Atlanta, Miami, Las Vegas Cut Credit After Housing Bust

Credit card borrowing dropped in August from a year earlier in U.S. cities that suffered some of the biggest declines in home prices, showing consumers continue to shed debt six years after the residential market peaked, according to Equifax Inc. data provided to Bloomberg.

Credit-card debt fell 1.9 percent in the Las Vegas metropolitan area, 1.7 percent in Los Angeles, 0.9 percent in Miami and 0.8 percent in Atlanta and San Francisco, according to Atlanta-based Equifax, a provider of consumer-credit data. Total U.S. card debt was unchanged in the month, the company said.

The new data shows that regional borrowing has veered from U.S. trends with local housing markets an important influence.

“You see some unevenness in terms of recovery,” Trey Loughran, president of Equifax’s Personal Information Solutions business, said in an interview. Credit is being reduced “in some of the places where the housing bust was the worst, such as Florida, California and Nevada.”

By contrast, card debt rose 1.9 percent in Houston, 1.2 percent in Washington-Baltimore and 0.8 percent in Dallas, according to Equifax.

“People are more willing to expand credit in areas with a little healthier economic picture,” Loughran said. “Then certainly consumers are taking advantage of that a little bit more.”

Nationally, U.S. home prices have dropped 30 percent since peaking in the 2006’s second quarter, according to the Case-Shiller U.S. home-price indexes. Miami, Las Vegas and Phoenix, which had a 0.6 percent decrease in credit, all have had declines in housing prices of 50 percent or more.

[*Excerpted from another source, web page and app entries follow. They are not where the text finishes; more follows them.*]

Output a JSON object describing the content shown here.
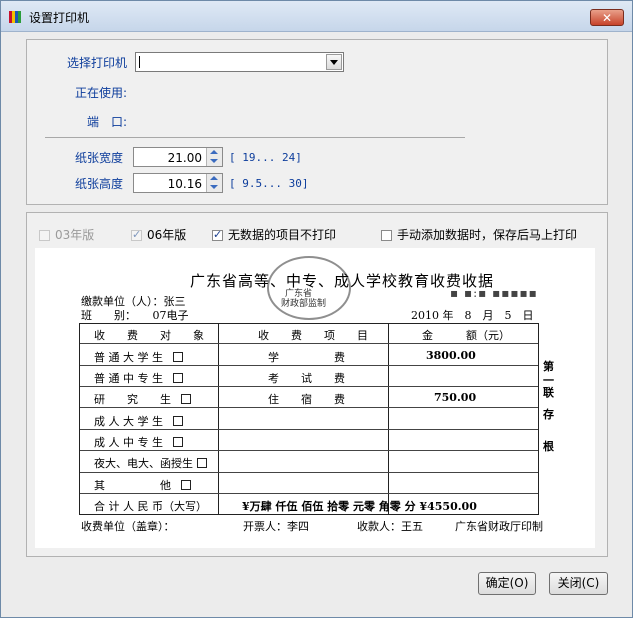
{
  "window": {
    "title": "设置打印机",
    "close_label": "✕"
  },
  "printer": {
    "select_label": "选择打印机",
    "select_value": "",
    "in_use_label": "正在使用:",
    "in_use_value": "",
    "port_label": "端　口:",
    "port_value": ""
  },
  "paper": {
    "width_label": "纸张宽度",
    "width_value": "21.00",
    "width_range": "[ 19... 24]",
    "height_label": "纸张高度",
    "height_value": "10.16",
    "height_range": "[ 9.5... 30]"
  },
  "options": {
    "v03_label": "03年版",
    "v03_checked": false,
    "v06_label": "06年版",
    "v06_checked": true,
    "skip_empty_label": "无数据的项目不打印",
    "skip_empty_checked": true,
    "auto_print_label": "手动添加数据时，保存后马上打印",
    "auto_print_checked": false
  },
  "receipt": {
    "title": "广东省高等、中专、成人学校教育收费收据",
    "stamp_line1": "广东省",
    "stamp_line2": "财政部监制",
    "payer_label": "缴款单位（人）：张三",
    "class_label": "班　　别：　　07电子",
    "date": "2010 年　8　月　5　日",
    "noise": "▪ ▪:▪ ▪▪▪▪▪",
    "col_target": "收　　费　　对　　象",
    "col_item": "收　　费　　项　　目",
    "col_amount": "金　　　额（元）",
    "rows": [
      {
        "target": "普 通 大 学 生",
        "item": "学　　　　　费",
        "amount": "3800.00"
      },
      {
        "target": "普 通 中 专 生",
        "item": "考　　试　　费",
        "amount": ""
      },
      {
        "target": "研　　究　　生",
        "item": "住　　宿　　费",
        "amount": "750.00"
      },
      {
        "target": "成 人 大 学 生",
        "item": "",
        "amount": ""
      },
      {
        "target": "成 人 中 专 生",
        "item": "",
        "amount": ""
      },
      {
        "target": "夜大、电大、函授生",
        "item": "",
        "amount": ""
      },
      {
        "target": "其　　　　　他",
        "item": "",
        "amount": ""
      }
    ],
    "total_label": "合 计 人 民 币（大写）",
    "total_text": "¥万肆 仟伍 佰伍 拾零 元零 角零 分 ¥4550.00",
    "side_1": "第",
    "side_2": "一",
    "side_3": "联",
    "side_4": "存",
    "side_5": "根",
    "footer_unit": "收费单位（盖章）：",
    "footer_issuer": "开票人：李四",
    "footer_payee": "收款人：王五",
    "footer_printer": "广东省财政厅印制"
  },
  "buttons": {
    "ok": "确定(O)",
    "close": "关闭(C)"
  }
}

Signs of Rebound

“Credit-card use appears to be enduring a payback in markets were home-price appreciation tended to be the greatest and where mortgage-credit growth was most aggressive,” Wells Fargo Securities LLC senior economist Mark Vitner said.

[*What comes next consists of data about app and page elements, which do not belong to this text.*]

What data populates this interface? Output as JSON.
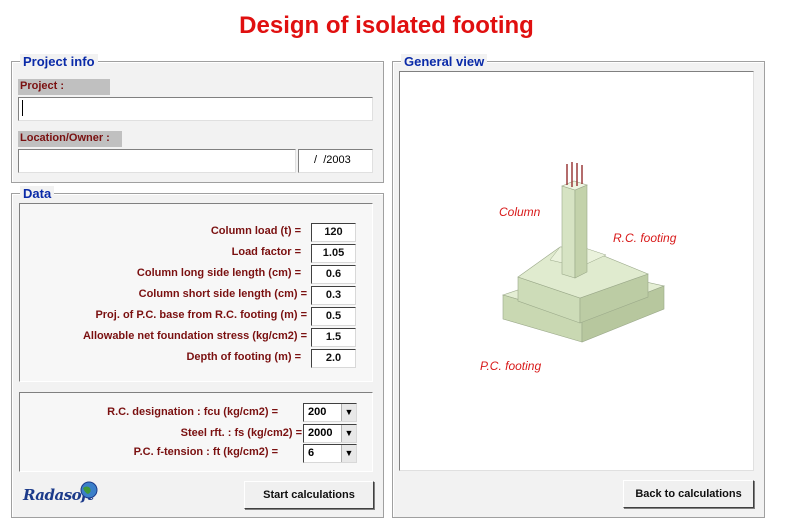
{
  "page_title": "Design of isolated footing",
  "project_info": {
    "legend": "Project info",
    "project_label": "Project :",
    "project_value": "",
    "location_label": "Location/Owner :",
    "location_value": "",
    "date_value": " /  /2003"
  },
  "data_section": {
    "legend": "Data",
    "rows": [
      {
        "label": "Column load (t) =",
        "value": "120"
      },
      {
        "label": "Load factor =",
        "value": "1.05"
      },
      {
        "label": "Column long side length (cm) =",
        "value": "0.6"
      },
      {
        "label": "Column short side length (cm) =",
        "value": "0.3"
      },
      {
        "label": "Proj. of P.C. base from R.C. footing (m) =",
        "value": "0.5"
      },
      {
        "label": "Allowable net foundation stress (kg/cm2) =",
        "value": "1.5"
      },
      {
        "label": "Depth of footing (m) =",
        "value": "2.0"
      }
    ],
    "selects": [
      {
        "label": "R.C. designation : fcu (kg/cm2) =",
        "value": "200"
      },
      {
        "label": "Steel rft. : fs (kg/cm2) =",
        "value": "2000"
      },
      {
        "label": "P.C.  f-tension : ft (kg/cm2) =",
        "value": "6"
      }
    ]
  },
  "logo_text": "Radasoft",
  "start_button": "Start calculations",
  "general_view": {
    "legend": "General view",
    "column_label": "Column",
    "rc_label": "R.C. footing",
    "pc_label": "P.C. footing",
    "back_button": "Back to calculations"
  },
  "colors": {
    "title": "#e01010",
    "legend": "#0a2aa8",
    "label": "#7a1010",
    "drawing_label": "#d81a1a",
    "footing_fill": "#d8e6c4"
  },
  "icons": {
    "dropdown": "▼"
  }
}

Americans have cut household debt by $1.3 trillion since the peak in the third quarter 2008 as the economy sank deeper into the 18-month recession that ended in June 2009, according to an Aug. 29 report by the Federal Reserve Bank of New York.

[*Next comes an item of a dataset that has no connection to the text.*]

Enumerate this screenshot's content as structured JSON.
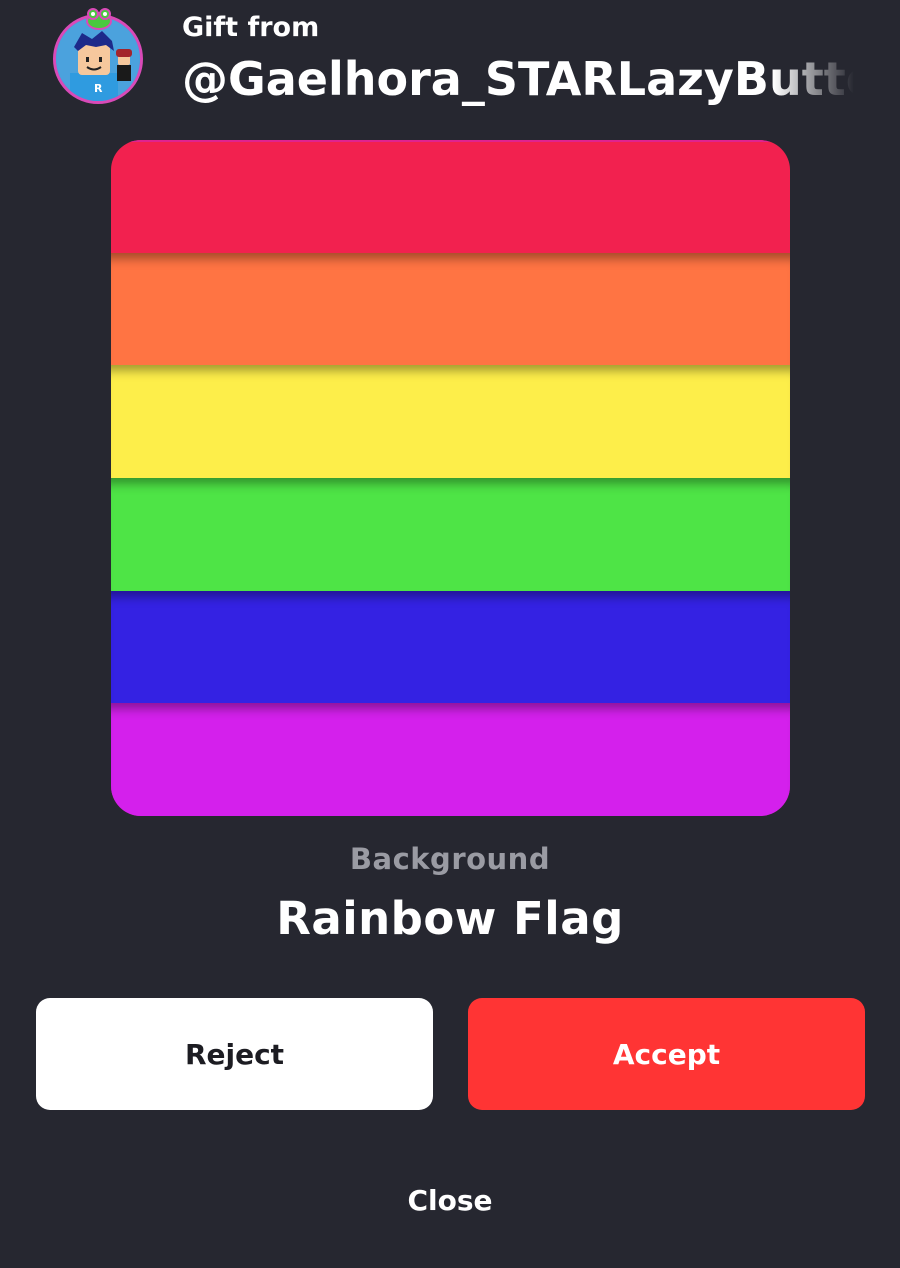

The lowest mortgage rates on record helped boost the S&P/Case-Shiller gauge of home prices in 20 U.S. cities, which rose 0.5 percent in June from a year earlier for the first gain since September 2010.

Coastal regions continue to recover slowly from the housing price slide. California cities led real estate foreclosures nationally in the first half of 2012, with Miami, Phoenix, Las Vegas and Atlanta all among the top 20 in the pace of filings, according to RealtyTrac.

Energy Boom

The slow growth is likely to continue for those areas, according to economists at IHS Global Insight. Florida and California may not return to their prerecession peaks of employment until 2016 and Nevada won’t regain lost jobs until 2018, the firm projects.

By contrast, Alaska, North Dakota, Texas, and Louisiana, which have all been beneficiaries of a U.S. energy boom, have reached or surpassed their prerecession employment peaks.

North Dakota has led the U.S. in overall economic performance in the year ended with 2012’s first quarter, according to the Bloomberg Economic Evaluation of States Index.

Texas also avoided the volatility in home prices over the past decade, Vitner said.

“As a result, consumers did not spend as freely in the boom years and did not become as overleveraged as borrowers in some other parts of the country,” he said.

Before it's here, it's on the Bloomberg Terminal. LEARN MORE